PS3 Fanboy hands-on: LittleBigPlanet

We recently had a chance to sit down and play an updated build of LittleBigPlanet. The latest build has all the bells and whistles of a complete game, and has us clamoring for the game even more than ever before. At the core of our latest hands-on experience was the game's "Story" mode, an adventure mode with pre-designed levels that challenge players to get to the end with the highest score possible.

The levels we played were quite varied. Players will navigate a globe, littered with icons that represent where each level was created. Already, we saw a map that featured dozens of levels -- an overwhelming amount of content has already been crafted during the game's painfully long development. The adventure mode is where the game will teach players the essentials of LittleBigPlanet: each level will demonstrate the possibilities of the game's incredible engine. Massive mechanical beasts, complex physics-based puzzles, and a number of fun playable gizmos can be found within each level. At the completion of these levels, players will unlock more and more things to use in their own creations.

We were surprised by how challenging each level can be. One level had us being chased by a contraption that threatened to steamroll us into oblivion. If the obstacles placed in front of us weren't enough of a hindrance, the creature shot out fiery balls of charcoal at the characters -- a single touch would char them to death. Yes, your critters can die -- and they'll die quite often!


Thankfully, death isn't too menacing in the game. Scattered through each level are respawn doors, which will burst open with a brand new copy of your fallen friend. The object of the game is to collect as many point orbs as possible, and the punishment for death is simply lost time. There are a number of ways to die in the levels we played: if it wasn't being burned alive, it was being crushed by a giant, rolling boulder. If not that, it was because we trailed behind the others, and the camera had already moved on without us. In these situations, a timer appears around an icon representing your character. If you don't return to the gameplay screen in time, your character will respawn at the next available respawning point.

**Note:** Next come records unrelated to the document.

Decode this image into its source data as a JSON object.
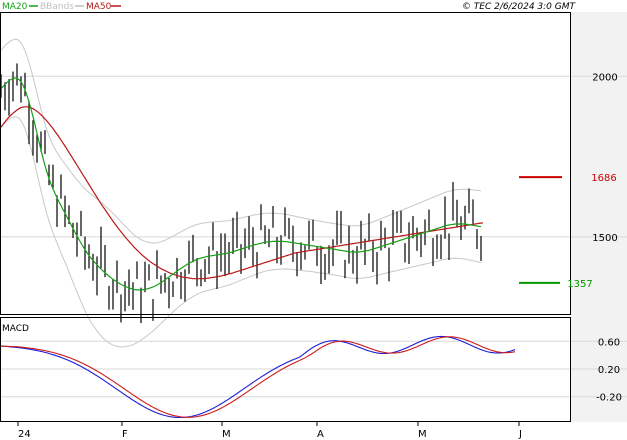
{
  "header": {
    "legend": [
      {
        "label": "MA20",
        "color": "#18a018"
      },
      {
        "label": "BBands",
        "color": "#c0c0c0"
      },
      {
        "label": "MA50",
        "color": "#b81818"
      }
    ],
    "copyright": "© TEC 2/6/2024 3:0 GMT"
  },
  "price_axis": {
    "ticks": [
      {
        "label": "2000",
        "value": 2000
      },
      {
        "label": "1500",
        "value": 1500
      }
    ]
  },
  "levels": [
    {
      "label": "1686",
      "value": 1686,
      "color": "#cc0000"
    },
    {
      "label": "1357",
      "value": 1357,
      "color": "#009900"
    }
  ],
  "macd_panel": {
    "title": "MACD",
    "ticks": [
      {
        "label": "0.60",
        "value": 0.6
      },
      {
        "label": "0.20",
        "value": 0.2
      },
      {
        "label": "-0.20",
        "value": -0.2
      }
    ]
  },
  "x_axis": {
    "labels": [
      "24",
      "F",
      "M",
      "A",
      "M",
      "J"
    ]
  },
  "colors": {
    "panel_bg": "#ffffff",
    "frame": "#000000",
    "axis_area": "#f2f2f2",
    "grid": "#d8d8d8",
    "candle": "#000000",
    "macd": "#1c1cd8",
    "signal": "#cc1c1c"
  },
  "chart_data": {
    "type": "line",
    "title": "",
    "description_note": "",
    "x": [
      1,
      3,
      5,
      7,
      9,
      11,
      13,
      15,
      17,
      19,
      21,
      23,
      25,
      27,
      29,
      31,
      33,
      35,
      37,
      39,
      41,
      43,
      45,
      47,
      49,
      51,
      53,
      55,
      57,
      59,
      61,
      63,
      65,
      67,
      69,
      71,
      73,
      75,
      77,
      79,
      81,
      83,
      85,
      87,
      89,
      91,
      93,
      95,
      97,
      99,
      101,
      103,
      105,
      107,
      109,
      111,
      113,
      115,
      117,
      119,
      121,
      123,
      125,
      127,
      129,
      131,
      133,
      135,
      137,
      139,
      141,
      143,
      145,
      147,
      149,
      151,
      153,
      155,
      157,
      159,
      161,
      163,
      165,
      167,
      169,
      171,
      173,
      175,
      177,
      179,
      181,
      183,
      185,
      187,
      189,
      191,
      193,
      195,
      197,
      199,
      201,
      203,
      205,
      207,
      209,
      211,
      213,
      215,
      217,
      219,
      221,
      223,
      225,
      227,
      229,
      231,
      233,
      235,
      237,
      239,
      241,
      243,
      245,
      247,
      249,
      251,
      253,
      255,
      257,
      259,
      261,
      263,
      265,
      267,
      269,
      271,
      273,
      275,
      277,
      279,
      281,
      283,
      285,
      287,
      289,
      291,
      293,
      295,
      297,
      299,
      301,
      303,
      305,
      307,
      309,
      311,
      313,
      315,
      317,
      319,
      321,
      323,
      325,
      327,
      329,
      331,
      333,
      335,
      337,
      339,
      341,
      343,
      345,
      347,
      349,
      351,
      353,
      355,
      357,
      359,
      361,
      363,
      365,
      367,
      369,
      371,
      373,
      375,
      377,
      379,
      381,
      383,
      385,
      387,
      389,
      391,
      393,
      395,
      397,
      399,
      401,
      403,
      405,
      407,
      409,
      411,
      413,
      415,
      417,
      419,
      421,
      423,
      425,
      427,
      429,
      431,
      433,
      435,
      437,
      439,
      441,
      443,
      445,
      447,
      449,
      451,
      453,
      455,
      457,
      459,
      461,
      463,
      465,
      467,
      469,
      471,
      473,
      475,
      477,
      479,
      481,
      483,
      485,
      487,
      489,
      491,
      493,
      495,
      497,
      499,
      501,
      503,
      505,
      507,
      509,
      511,
      513,
      515
    ],
    "series": [
      {
        "name": "MA20",
        "values": [
          1960,
          1968,
          1975,
          1981,
          1986,
          1990,
          1993,
          1995,
          1994,
          1990,
          1983,
          1972,
          1958,
          1940,
          1920,
          1898,
          1874,
          1849,
          1822,
          1796,
          1770,
          1745,
          1722,
          1701,
          1682,
          1665,
          1649,
          1635,
          1622,
          1609,
          1597,
          1585,
          1574,
          1562,
          1550,
          1538,
          1526,
          1514,
          1503,
          1492,
          1481,
          1470,
          1460,
          1451,
          1442,
          1434,
          1427,
          1420,
          1413,
          1406,
          1400,
          1394,
          1388,
          1383,
          1378,
          1373,
          1368,
          1364,
          1360,
          1356,
          1352,
          1349,
          1346,
          1344,
          1341,
          1339,
          1337,
          1336,
          1335,
          1335,
          1335,
          1336,
          1337,
          1338,
          1340,
          1342,
          1344,
          1347,
          1350,
          1354,
          1358,
          1362,
          1366,
          1371,
          1375,
          1380,
          1384,
          1389,
          1393,
          1398,
          1402,
          1406,
          1410,
          1414,
          1418,
          1421,
          1424,
          1427,
          1430,
          1432,
          1434,
          1436,
          1437,
          1439,
          1440,
          1441,
          1442,
          1443,
          1444,
          1445,
          1446,
          1447,
          1448,
          1449,
          1451,
          1452,
          1454,
          1456,
          1458,
          1460,
          1462,
          1464,
          1466,
          1468,
          1470,
          1472,
          1474,
          1476,
          1477,
          1479,
          1480,
          1482,
          1483,
          1484,
          1485,
          1485,
          1486,
          1486,
          1486,
          1486,
          1486,
          1486,
          1485,
          1485,
          1484,
          1483,
          1482,
          1481,
          1480,
          1479,
          1478,
          1477,
          1476,
          1475,
          1474,
          1473,
          1472,
          1471,
          1470,
          1469,
          1468,
          1467,
          1466,
          1465,
          1464,
          1463,
          1462,
          1461,
          1460,
          1459,
          1458,
          1457,
          1456,
          1455,
          1454,
          1453,
          1453,
          1453,
          1453,
          1453,
          1454,
          1455,
          1456,
          1457,
          1458,
          1460,
          1462,
          1464,
          1466,
          1468,
          1470,
          1472,
          1474,
          1476,
          1478,
          1480,
          1482,
          1484,
          1486,
          1488,
          1490,
          1492,
          1494,
          1496,
          1498,
          1500,
          1502,
          1504,
          1506,
          1508,
          1510,
          1512,
          1514,
          1516,
          1518,
          1520,
          1522,
          1524,
          1526,
          1528,
          1530,
          1532,
          1534,
          1536,
          1537,
          1538,
          1539,
          1540,
          1540,
          1540,
          1540,
          1540,
          1540,
          1539,
          1538,
          1537,
          1536,
          1535,
          1534,
          1533,
          1532
        ]
      },
      {
        "name": "MA50",
        "values": [
          1842,
          1850,
          1858,
          1866,
          1873,
          1879,
          1885,
          1890,
          1895,
          1899,
          1902,
          1904,
          1905,
          1905,
          1904,
          1902,
          1899,
          1895,
          1891,
          1886,
          1880,
          1874,
          1867,
          1860,
          1853,
          1845,
          1837,
          1828,
          1820,
          1811,
          1802,
          1792,
          1783,
          1773,
          1763,
          1753,
          1743,
          1733,
          1723,
          1713,
          1703,
          1693,
          1683,
          1673,
          1663,
          1653,
          1643,
          1633,
          1623,
          1613,
          1603,
          1594,
          1585,
          1576,
          1567,
          1558,
          1549,
          1540,
          1532,
          1524,
          1516,
          1508,
          1500,
          1493,
          1486,
          1479,
          1472,
          1465,
          1459,
          1453,
          1447,
          1441,
          1436,
          1431,
          1426,
          1421,
          1417,
          1413,
          1409,
          1405,
          1401,
          1398,
          1395,
          1392,
          1389,
          1386,
          1384,
          1382,
          1380,
          1378,
          1376,
          1375,
          1374,
          1373,
          1372,
          1371,
          1370,
          1370,
          1370,
          1370,
          1370,
          1370,
          1371,
          1371,
          1372,
          1373,
          1374,
          1375,
          1376,
          1377,
          1378,
          1380,
          1381,
          1383,
          1385,
          1386,
          1388,
          1390,
          1392,
          1394,
          1396,
          1398,
          1400,
          1402,
          1404,
          1406,
          1408,
          1410,
          1412,
          1414,
          1416,
          1418,
          1420,
          1422,
          1424,
          1426,
          1428,
          1430,
          1432,
          1434,
          1436,
          1438,
          1440,
          1442,
          1444,
          1446,
          1448,
          1450,
          1451,
          1452,
          1453,
          1454,
          1455,
          1456,
          1457,
          1458,
          1459,
          1460,
          1461,
          1462,
          1463,
          1464,
          1465,
          1466,
          1467,
          1468,
          1469,
          1470,
          1471,
          1472,
          1473,
          1474,
          1475,
          1476,
          1477,
          1478,
          1479,
          1480,
          1481,
          1482,
          1483,
          1484,
          1485,
          1486,
          1487,
          1488,
          1489,
          1490,
          1491,
          1492,
          1493,
          1494,
          1495,
          1496,
          1497,
          1498,
          1499,
          1500,
          1501,
          1502,
          1503,
          1504,
          1505,
          1506,
          1507,
          1508,
          1509,
          1510,
          1511,
          1512,
          1513,
          1514,
          1515,
          1516,
          1517,
          1518,
          1519,
          1520,
          1521,
          1522,
          1523,
          1524,
          1525,
          1526,
          1527,
          1528,
          1529,
          1530,
          1531,
          1532,
          1533,
          1534,
          1535,
          1536,
          1537,
          1538,
          1539,
          1540,
          1541,
          1542,
          1543,
          1544
        ]
      }
    ],
    "ylim": [
      1260,
      2200
    ],
    "grid": true,
    "legend_position": "top-left"
  }
}
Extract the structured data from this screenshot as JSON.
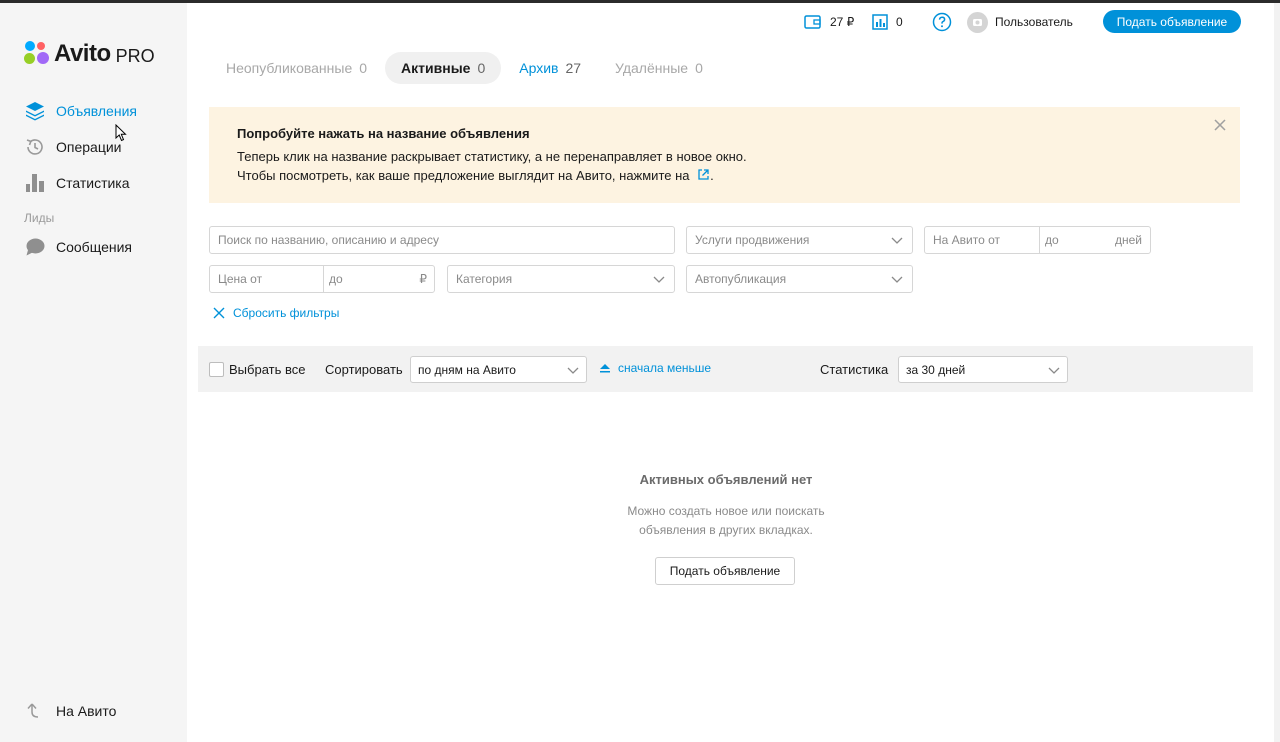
{
  "brand": {
    "name": "Avito",
    "suffix": "PRO",
    "dot_colors": [
      "#97cf26",
      "#0af",
      "#a169f7",
      "#ff6163"
    ]
  },
  "sidebar": {
    "items": [
      {
        "label": "Объявления",
        "icon": "layers-icon",
        "active": true
      },
      {
        "label": "Операции",
        "icon": "history-icon",
        "active": false
      },
      {
        "label": "Статистика",
        "icon": "bar-chart-icon",
        "active": false
      }
    ],
    "section_label": "Лиды",
    "messages_label": "Сообщения",
    "back_label": "На Авито"
  },
  "topbar": {
    "wallet_value": "27 ₽",
    "stats_value": "0",
    "user_label": "Пользователь",
    "submit_label": "Подать объявление"
  },
  "tabs": [
    {
      "label": "Неопубликованные",
      "count": "0",
      "state": "inactive"
    },
    {
      "label": "Активные",
      "count": "0",
      "state": "active"
    },
    {
      "label": "Архив",
      "count": "27",
      "state": "link"
    },
    {
      "label": "Удалённые",
      "count": "0",
      "state": "inactive"
    }
  ],
  "banner": {
    "title": "Попробуйте нажать на название объявления",
    "line1": "Теперь клик на название раскрывает статистику, а не перенаправляет в новое окно.",
    "line2": "Чтобы посмотреть, как ваше предложение выглядит на Авито, нажмите на",
    "line2_end": "."
  },
  "filters": {
    "search_placeholder": "Поиск по названию, описанию и адресу",
    "services": "Услуги продвижения",
    "on_avito_from": "На Авито от",
    "on_avito_to": "до",
    "days_unit": "дней",
    "price_from": "Цена от",
    "price_to": "до",
    "currency": "₽",
    "category": "Категория",
    "autopublish": "Автопубликация",
    "reset_label": "Сбросить фильтры"
  },
  "sortbar": {
    "select_all": "Выбрать все",
    "sort_label": "Сортировать",
    "sort_value": "по дням на Авито",
    "direction": "сначала меньше",
    "stats_label": "Статистика",
    "stats_value": "за 30 дней"
  },
  "empty": {
    "title": "Активных объявлений нет",
    "line1": "Можно создать новое или поискать",
    "line2": "объявления в других вкладках.",
    "button": "Подать объявление"
  },
  "colors": {
    "accent": "#0091d9",
    "banner_bg": "#fdf3e1",
    "sidebar_bg": "#f5f5f5"
  }
}
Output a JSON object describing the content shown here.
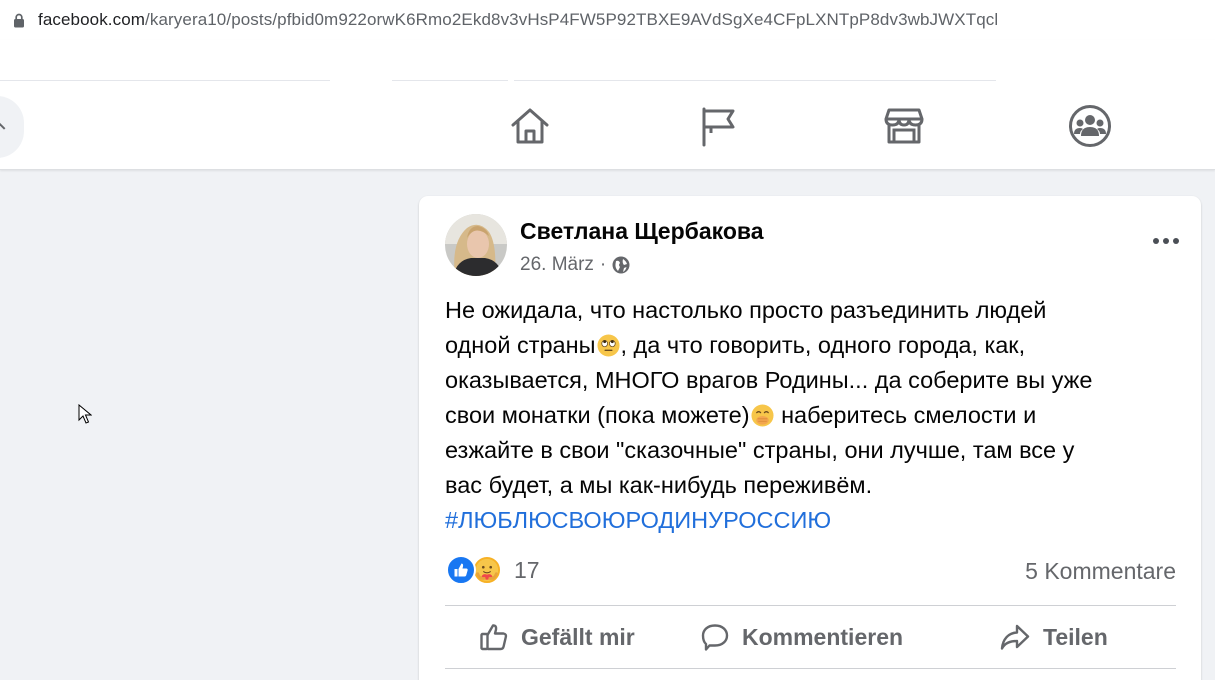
{
  "browser": {
    "url_host": "facebook.com",
    "url_path": "/karyera10/posts/pfbid0m922orwK6Rmo2Ekd8v3vHsP4FW5P92TBXE9AVdSgXe4CFpLXNTpP8dv3wbJWXTqcl"
  },
  "nav": {
    "icons": [
      "home-icon",
      "pages-flag-icon",
      "marketplace-icon",
      "groups-icon"
    ]
  },
  "post": {
    "author": "Светлана Щербакова",
    "date": "26. März",
    "separator": "·",
    "text_lines": {
      "l1": "Не ожидала, что настолько просто разъединить людей",
      "l2a": "одной страны",
      "l2b": ", да что говорить, одного города, как,",
      "l3": "оказывается, МНОГО врагов Родины... да соберите вы уже",
      "l4a": "свои монатки (пока можете)",
      "l4b": " наберитесь смелости и",
      "l5": "езжайте в свои \"сказочные\" страны, они лучше, там все у",
      "l6": "вас будет, а мы как-нибудь переживём."
    },
    "hashtag": "#ЛЮБЛЮСВОЮРОДИНУРОССИЮ",
    "reactions_count": "17",
    "comments_count": "5 Kommentare",
    "actions": {
      "like": "Gefällt mir",
      "comment": "Kommentieren",
      "share": "Teilen"
    }
  },
  "colors": {
    "page_bg": "#f0f2f5",
    "link": "#216fdb",
    "like_blue": "#1877f2",
    "secondary_text": "#65676b"
  }
}
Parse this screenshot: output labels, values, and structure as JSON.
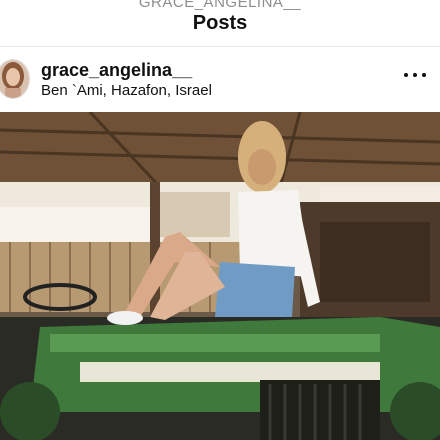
{
  "header": {
    "account_name": "GRACE_ANGELINA__",
    "title": "Posts"
  },
  "post": {
    "username": "grace_angelina__",
    "location": "Ben `Ami, Hazafon, Israel",
    "more_icon": "more-horizontal-icon",
    "image_alt": "Woman sitting on a green tractor in a barn"
  },
  "colors": {
    "tractor_green": "#3f7a3c",
    "barn_wood": "#7a5e40"
  }
}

It was a pleasant surprise to see how challenging, yet still accessible, the designed levels of LittleBigPlanet are. While we all wait patiently for the creation tools to become readily available, it's clear that the team at Media Molecule is trying to create as much original content as possible before shipping the game. Rest assured, it seems like the final retail product will be a rather substantial single and multiplayer offering -- even for those uninterested in creating and sharing their own levels. The limited amount of time we had with LittleBigPlanet has us begging for more. Let's hope a beta or demo comes to satiate us soon.

This article was originally published on Joystiq.